▸ **To do**: Go through the entries below line by line and count those containing "Deepak"; the answer is that count alone.

*** Opening of Exercise inputs ***

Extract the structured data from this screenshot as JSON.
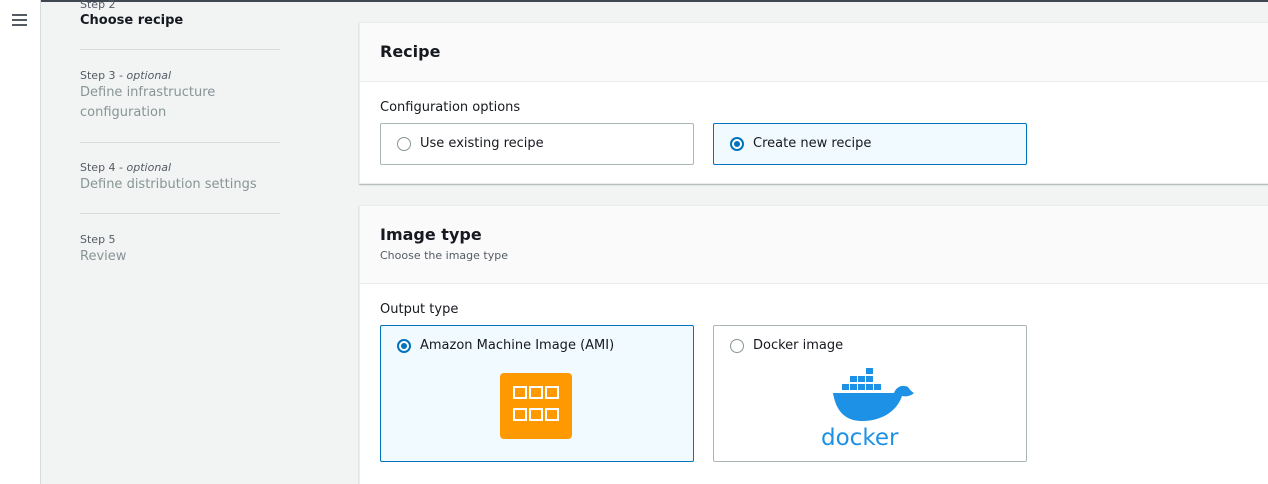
{
  "steps": [
    {
      "num": "Step 2",
      "optional": "",
      "title": "Choose recipe",
      "active": true
    },
    {
      "num": "Step 3",
      "optional": "optional",
      "title": "Define infrastructure configuration",
      "active": false
    },
    {
      "num": "Step 4",
      "optional": "optional",
      "title": "Define distribution settings",
      "active": false
    },
    {
      "num": "Step 5",
      "optional": "",
      "title": "Review",
      "active": false
    }
  ],
  "recipe_panel": {
    "title": "Recipe",
    "field_label": "Configuration options",
    "options": [
      {
        "label": "Use existing recipe",
        "selected": false
      },
      {
        "label": "Create new recipe",
        "selected": true
      }
    ]
  },
  "image_type_panel": {
    "title": "Image type",
    "description": "Choose the image type",
    "field_label": "Output type",
    "options": [
      {
        "label": "Amazon Machine Image (AMI)",
        "selected": true,
        "icon": "ami-icon"
      },
      {
        "label": "Docker image",
        "selected": false,
        "icon": "docker-logo"
      }
    ]
  },
  "docker_wordmark": "docker",
  "colors": {
    "accent": "#0073bb",
    "ami_orange": "#ff9900",
    "docker_blue": "#1d91e6"
  }
}
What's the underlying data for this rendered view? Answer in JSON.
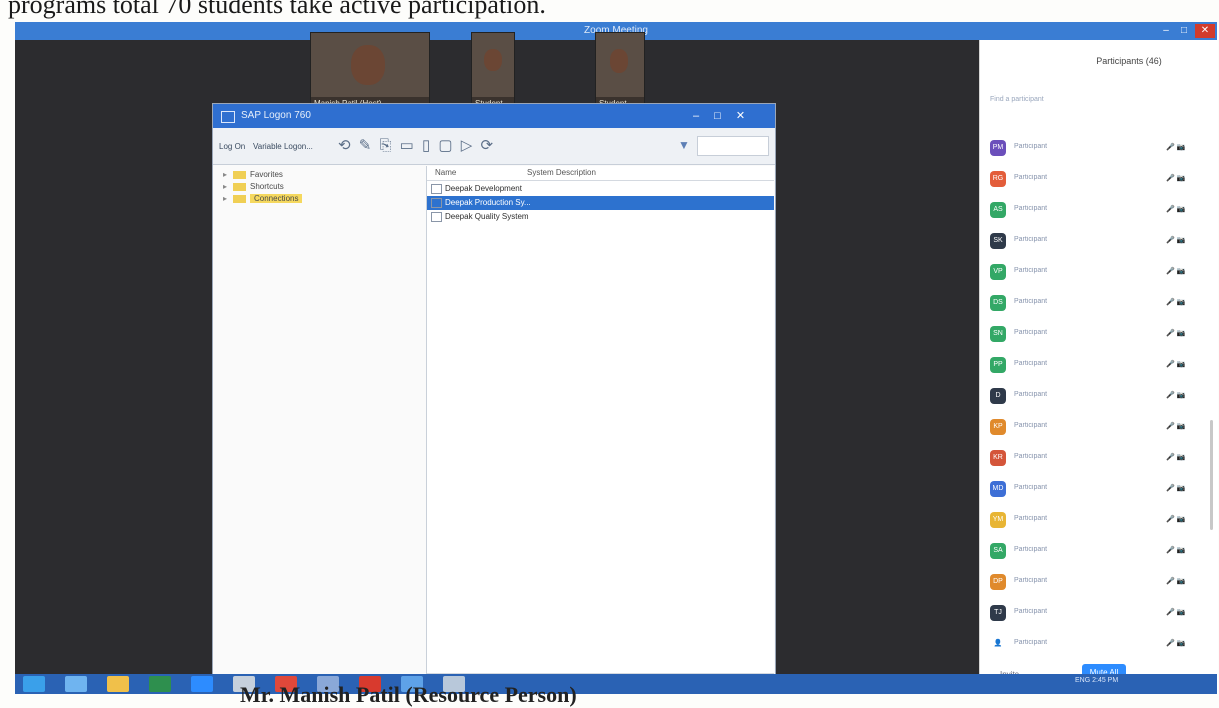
{
  "top_caption": "programs total 70 students take active participation.",
  "bottom_caption": "Mr. Manish Patil (Resource Person)",
  "zoom": {
    "title": "Zoom Meeting",
    "controls": [
      "–",
      "□",
      "✕"
    ],
    "videos": [
      {
        "name": "Manish Patil (Host)"
      },
      {
        "name": "Student"
      },
      {
        "name": "Student"
      }
    ]
  },
  "sap": {
    "title": "SAP Logon 760",
    "window_controls": "– □ ✕",
    "toolbar": {
      "log_on": "Log On",
      "variable_logon": "Variable Logon...",
      "icons": "⟲ ✎ ⎘ ▭ ▯ ▢ ▷ ⟳"
    },
    "tree": [
      {
        "label": "Favorites",
        "selected": false
      },
      {
        "label": "Shortcuts",
        "selected": false
      },
      {
        "label": "Connections",
        "selected": true
      }
    ],
    "list_headers": {
      "name": "Name",
      "desc": "System Description"
    },
    "connections": [
      {
        "label": "Deepak Development",
        "selected": false
      },
      {
        "label": "Deepak Production Sy...",
        "selected": true
      },
      {
        "label": "Deepak Quality System",
        "selected": false
      }
    ],
    "scroll_left": "◂  ▸",
    "scroll_right": "◂  ▸"
  },
  "participants": {
    "title": "Participants (46)",
    "subtitle": "Find a participant",
    "list": [
      {
        "initials": "PM",
        "color": "#6b4fbb",
        "name": "Participant",
        "status": "🎤 📷"
      },
      {
        "initials": "RG",
        "color": "#e35d3a",
        "name": "Participant",
        "status": "🎤 📷"
      },
      {
        "initials": "AS",
        "color": "#33a866",
        "name": "Participant",
        "status": "🎤 📷"
      },
      {
        "initials": "SK",
        "color": "#2f3a4a",
        "name": "Participant",
        "status": "🎤 📷"
      },
      {
        "initials": "VP",
        "color": "#33a866",
        "name": "Participant",
        "status": "🎤 📷"
      },
      {
        "initials": "DS",
        "color": "#33a866",
        "name": "Participant",
        "status": "🎤 📷"
      },
      {
        "initials": "SN",
        "color": "#33a866",
        "name": "Participant",
        "status": "🎤 📷"
      },
      {
        "initials": "PP",
        "color": "#33a866",
        "name": "Participant",
        "status": "🎤 📷"
      },
      {
        "initials": "D",
        "color": "#2f3a4a",
        "name": "Participant",
        "status": "🎤 📷"
      },
      {
        "initials": "KP",
        "color": "#e08a2c",
        "name": "Participant",
        "status": "🎤 📷"
      },
      {
        "initials": "KR",
        "color": "#d4553a",
        "name": "Participant",
        "status": "🎤 📷"
      },
      {
        "initials": "MD",
        "color": "#3d6fd6",
        "name": "Participant",
        "status": "🎤 📷"
      },
      {
        "initials": "YM",
        "color": "#e8b534",
        "name": "Participant",
        "status": "🎤 📷"
      },
      {
        "initials": "SA",
        "color": "#33a866",
        "name": "Participant",
        "status": "🎤 📷"
      },
      {
        "initials": "DP",
        "color": "#e08a2c",
        "name": "Participant",
        "status": "🎤 📷"
      },
      {
        "initials": "TJ",
        "color": "#2f3a4a",
        "name": "Participant",
        "status": "🎤 📷"
      },
      {
        "initials": "👤",
        "color": "#ffffff",
        "name": "Participant",
        "status": "🎤 📷"
      }
    ],
    "invite": "Invite",
    "mute_all": "Mute All"
  },
  "taskbar": {
    "apps": [
      "start",
      "ie",
      "explorer",
      "outlook",
      "zoom",
      "paint",
      "chrome",
      "media",
      "acrobat",
      "chat",
      "misc"
    ],
    "tray": "ENG  2:45 PM"
  }
}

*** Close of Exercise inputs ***

▸ **Response**: 3